Speaking to The Big Issue last week, Claire Brown, a PHD researcher at the University of Manchester, said the required surge in building affordable accommodation must be coupled with an eye on future emissions.

Big Issue Foundation

Donate to support vendors today

Your gift today will mean Big Issue vendors will get the support they need to progress forward in life. You will be supporting vendors in key areas including housing, finance, mental health and employment.

“I think we’ve got this gap in supply of social housing in particular but also we’ve got this gap in what is being built, which I think is just creating this big problem for the future,” she said.

“I want to see more bravery, and boldness in councils taking the lead to build climate resilient social housing without waiting for legislation to catch up.”

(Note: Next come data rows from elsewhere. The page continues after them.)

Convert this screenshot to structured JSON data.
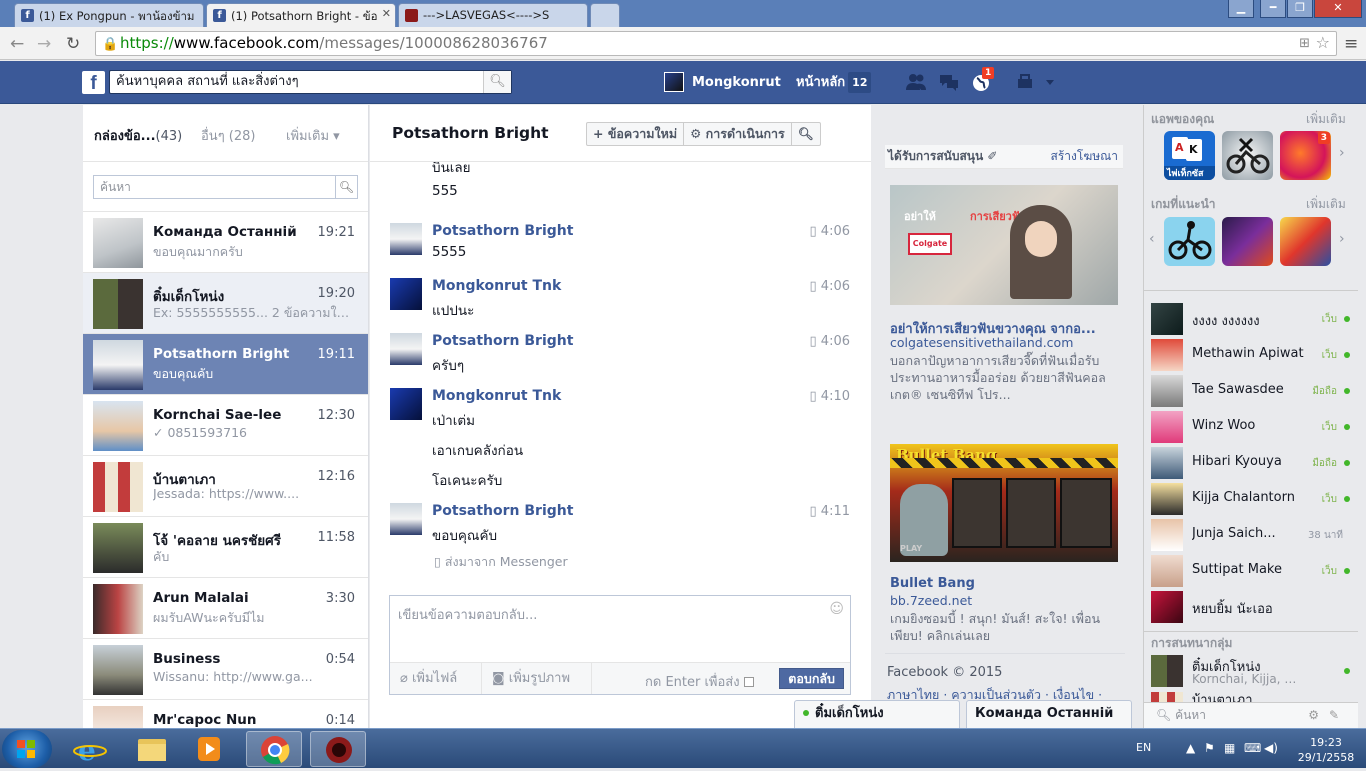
{
  "browser": {
    "tabs": [
      {
        "title": "(1) Ex Pongpun - พาน้องข้าม",
        "favicon": "f",
        "active": false
      },
      {
        "title": "(1) Potsathorn Bright - ข้อ",
        "favicon": "f",
        "active": true
      },
      {
        "title": "--->LASVEGAS<---->S",
        "favicon": "lasvegas-icon",
        "active": false
      }
    ],
    "url_scheme": "https://",
    "url_host": "www.facebook.com",
    "url_path": "/messages/100008628036767"
  },
  "topbar": {
    "logo": "f",
    "search_placeholder": "ค้นหาบุคคล สถานที่ และสิ่งต่างๆ",
    "user_name": "Mongkonrut",
    "home_label": "หน้าหลัก",
    "home_count": "12",
    "notif_count": "1"
  },
  "inbox": {
    "label": "กล่องข้อ...",
    "count": "(43)",
    "other_label": "อื่นๆ (28)",
    "more_label": "เพิ่มเติม ▾",
    "search_placeholder": "ค้นหา",
    "threads": [
      {
        "name": "Команда Останній",
        "time": "19:21",
        "snippet": "ขอบคุณมากครับ",
        "state": "normal"
      },
      {
        "name": "ติ๋มเด็กโหน่ง",
        "time": "19:20",
        "snippet": "Ex: 5555555555...   2 ข้อความใหม่",
        "state": "unread"
      },
      {
        "name": "Potsathorn Bright",
        "time": "19:11",
        "snippet": "ขอบคุณคับ",
        "state": "selected"
      },
      {
        "name": "Kornchai Sae-lee",
        "time": "12:30",
        "snippet": "✓ 0851593716",
        "state": "normal"
      },
      {
        "name": "บ้านตาเภา",
        "time": "12:16",
        "snippet": "Jessada: https://www....",
        "state": "normal"
      },
      {
        "name": "โจ้ 'คอลาย นครชัยศรี",
        "time": "11:58",
        "snippet": "คับ",
        "state": "normal"
      },
      {
        "name": "Arun Malalai",
        "time": "3:30",
        "snippet": "ผมรับAWนะครับมีไม",
        "state": "normal"
      },
      {
        "name": "Business",
        "time": "0:54",
        "snippet": "Wissanu: http://www.ga...",
        "state": "normal"
      },
      {
        "name": "Mr'capoc Nun",
        "time": "0:14",
        "snippet": "",
        "state": "normal"
      }
    ]
  },
  "conversation": {
    "title": "Potsathorn Bright",
    "new_message_label": "+ ข้อความใหม่",
    "actions_label": "⚙ การดำเนินการ",
    "messages": [
      {
        "sender": "",
        "time": "",
        "lines": [
          "บินเลย",
          "555"
        ]
      },
      {
        "sender": "Potsathorn Bright",
        "time": "4:06",
        "lines": [
          "5555"
        ]
      },
      {
        "sender": "Mongkonrut Tnk",
        "time": "4:06",
        "lines": [
          "แปปนะ"
        ]
      },
      {
        "sender": "Potsathorn Bright",
        "time": "4:06",
        "lines": [
          "ครับๆ"
        ]
      },
      {
        "sender": "Mongkonrut Tnk",
        "time": "4:10",
        "lines": [
          "เป่าเต่ม",
          "เอาเกบคลังก่อน",
          "โอเคนะครับ"
        ]
      },
      {
        "sender": "Potsathorn Bright",
        "time": "4:11",
        "lines": [
          "ขอบคุณคับ"
        ]
      }
    ],
    "sent_via": "ส่งมาจาก Messenger",
    "reply_placeholder": "เขียนข้อความตอบกลับ...",
    "attach_label": "เพิ่มไฟล์",
    "photo_label": "เพิ่มรูปภาพ",
    "enter_label": "กด Enter เพื่อส่ง",
    "send_label": "ตอบกลับ"
  },
  "ads": {
    "header": "ได้รับการสนับสนุน",
    "create_label": "สร้างโฆษณา",
    "ad1": {
      "img_text1": "อย่าให้",
      "img_text2": "การเสียวฟัน",
      "img_box": "Colgate",
      "title": "อย่าให้การเสียวฟันขวางคุณ จากอ...",
      "url": "colgatesensitivethailand.com",
      "desc": "บอกลาปัญหาอาการเสียวจี๊ดที่ฟันเมื่อรับประทานอาหารมื้ออร่อย ด้วยยาสีฟันคอลเกต® เซนซิทีฟ โปร..."
    },
    "ad2": {
      "img_logo": "Bullet Bang",
      "img_play": "PLAY",
      "title": "Bullet Bang",
      "url": "bb.7zeed.net",
      "desc": "เกมยิงซอมบี้ ! สนุก! มันส์! สะใจ! เพื่อนเพียบ! คลิกเล่นเลย"
    },
    "footer": "Facebook © 2015",
    "footer_links": "ภาษาไทย · ความเป็นส่วนตัว · เงื่อนไข ·"
  },
  "sidebar": {
    "apps_label": "แอพของคุณ",
    "apps_more": "เพิ่มเติม",
    "app1_label": "ไพ่เท็กซัส",
    "app3_badge": "3",
    "games_label": "เกมที่แนะนำ",
    "games_more": "เพิ่มเติม",
    "friends": [
      {
        "name": "งงงง งงงงงง",
        "status": "เว็บ"
      },
      {
        "name": "Methawin Apiwat",
        "status": "เว็บ"
      },
      {
        "name": "Tae Sawasdee",
        "status": "มือถือ"
      },
      {
        "name": "Winz Woo",
        "status": "เว็บ"
      },
      {
        "name": "Hibari Kyouya",
        "status": "มือถือ"
      },
      {
        "name": "Kijja Chalantorn",
        "status": "เว็บ"
      },
      {
        "name": "Junja Saich...",
        "status": "38 นาที"
      },
      {
        "name": "Suttipat Make",
        "status": "เว็บ"
      },
      {
        "name": "หยบยิ้ม นัะเออ",
        "status": ""
      }
    ],
    "groups_label": "การสนทนากลุ่ม",
    "group1_name": "ติ๋มเด็กโหน่ง",
    "group1_members": "Kornchai, Kijja, Wiss...",
    "group2_name": "บ้านตาเภา",
    "search_placeholder": "ค้นหา"
  },
  "chat_tabs": [
    "ติ๋มเด็กโหน่ง",
    "Команда Останній"
  ],
  "taskbar": {
    "lang": "EN",
    "time": "19:23",
    "date": "29/1/2558"
  }
}
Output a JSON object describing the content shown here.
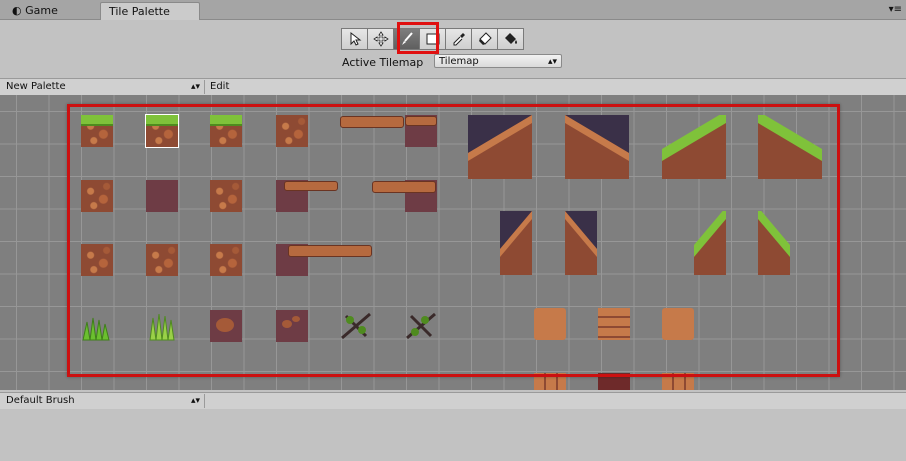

Take a virtual look around Hope Rise at the Build Better Now exhibition here.

Advertisement

Bigger Issues need bigger solutions

Big Issue Group is creating new solutions through enterprise to unlock opportunities for the 14.5 million people living in poverty to earn, learn and thrive. Big Issue Group brings together our media and investment initiatives as well as a diverse and pioneering range of new solutions, all of which aim to dismantle poverty by creating opportunity. Learn how you can change lives today.

Recommended for you

Read All
Landlords set to pass on mortgage rate hikes to tenants
Renting

Landlords set to pass on mortgage rate hikes to tenants

Buying a home in the UK is more expensive than ever. When will house prices go down?
House Prices

Buying a home in the UK is more expensive than ever. When will house prices go down?

Government told to fix broken temporary accommodation system as homelessness crisis set to worsen
Temporary accommodation

Government told to fix broken temporary accommodation system as homelessness crisis set to worsen

Homeless people are being ‘disproportionately criminalised’ by anti-social behaviour laws
Rough sleeping

Homeless people are being ‘disproportionately criminalised’ by anti-social behaviour laws

Most Popular

Read All
How much will the Queen's funeral cost?
1.

How much will the Queen's funeral cost?

The internet's best reactions as Kwasi Kwarteng cuts taxes and lifts the cap on bankers' bonuses
2.

The internet's best reactions as Kwasi Kwarteng cuts taxes and lifts the cap on bankers' bonuses

From benefit claimants to bankers: Here’s what the mini-budget means for your pay packet
3.

From benefit claimants to bankers: Here’s what the mini-budget means for your pay packet

5 ways anti-homeless architecture is used to exclude people from public spaces
4.

5 ways anti-homeless architecture is used to exclude people from public spaces

To mark our new Arctic Monkeys exclusive interview, we’ve picked out some of our best band and musician interviews from the past, featuring Arctic Monkeys (2018), When Jarvis met Bowie, The Specials, Debbie Harry and more. Sign up to our mailing list to receive your free digital copy.